___ DATA TO EXAMINE

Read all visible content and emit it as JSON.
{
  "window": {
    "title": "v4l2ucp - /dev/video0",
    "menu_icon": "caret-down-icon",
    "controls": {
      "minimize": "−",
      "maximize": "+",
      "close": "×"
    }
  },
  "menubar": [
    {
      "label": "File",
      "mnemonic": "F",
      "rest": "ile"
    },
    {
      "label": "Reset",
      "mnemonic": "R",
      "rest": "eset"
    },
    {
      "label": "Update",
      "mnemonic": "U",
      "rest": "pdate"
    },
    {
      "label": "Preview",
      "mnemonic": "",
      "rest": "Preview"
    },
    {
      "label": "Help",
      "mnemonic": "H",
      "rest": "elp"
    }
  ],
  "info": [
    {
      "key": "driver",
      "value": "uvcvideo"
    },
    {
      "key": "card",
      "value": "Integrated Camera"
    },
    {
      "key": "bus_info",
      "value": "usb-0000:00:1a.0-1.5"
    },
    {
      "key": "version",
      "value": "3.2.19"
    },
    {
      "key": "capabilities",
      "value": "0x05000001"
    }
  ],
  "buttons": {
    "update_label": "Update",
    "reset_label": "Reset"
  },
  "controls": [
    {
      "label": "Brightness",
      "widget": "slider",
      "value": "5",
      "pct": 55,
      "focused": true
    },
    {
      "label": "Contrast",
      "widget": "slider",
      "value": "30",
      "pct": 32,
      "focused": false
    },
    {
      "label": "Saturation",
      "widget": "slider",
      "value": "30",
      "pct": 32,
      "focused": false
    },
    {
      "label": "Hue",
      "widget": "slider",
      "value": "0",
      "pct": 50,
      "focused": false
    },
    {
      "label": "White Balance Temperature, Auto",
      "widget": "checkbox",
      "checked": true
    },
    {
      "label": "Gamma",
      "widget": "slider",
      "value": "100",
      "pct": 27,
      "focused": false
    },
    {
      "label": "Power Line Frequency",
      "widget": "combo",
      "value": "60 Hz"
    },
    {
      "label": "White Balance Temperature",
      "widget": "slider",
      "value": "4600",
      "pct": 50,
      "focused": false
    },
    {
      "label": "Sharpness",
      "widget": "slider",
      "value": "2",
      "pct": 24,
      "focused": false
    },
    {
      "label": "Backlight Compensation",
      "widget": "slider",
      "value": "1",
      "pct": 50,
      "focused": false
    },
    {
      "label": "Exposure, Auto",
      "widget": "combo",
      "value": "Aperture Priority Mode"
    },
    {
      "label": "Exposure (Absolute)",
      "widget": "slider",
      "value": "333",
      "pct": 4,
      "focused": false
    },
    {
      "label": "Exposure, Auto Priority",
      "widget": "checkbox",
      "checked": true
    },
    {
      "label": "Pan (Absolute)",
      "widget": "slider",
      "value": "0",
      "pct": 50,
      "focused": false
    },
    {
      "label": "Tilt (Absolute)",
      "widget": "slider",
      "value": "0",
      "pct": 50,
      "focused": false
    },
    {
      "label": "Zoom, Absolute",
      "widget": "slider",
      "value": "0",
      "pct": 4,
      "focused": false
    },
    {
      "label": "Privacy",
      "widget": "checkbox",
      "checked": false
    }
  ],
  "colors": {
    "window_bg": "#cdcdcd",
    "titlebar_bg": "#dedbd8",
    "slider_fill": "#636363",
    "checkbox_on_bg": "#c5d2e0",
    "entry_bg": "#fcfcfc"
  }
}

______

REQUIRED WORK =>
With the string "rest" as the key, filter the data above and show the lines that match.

WRITTEN SOLUTION =>
      "rest": "ile"
      "rest": "eset"
      "rest": "pdate"
      "rest": "Preview"
      "rest": "elp"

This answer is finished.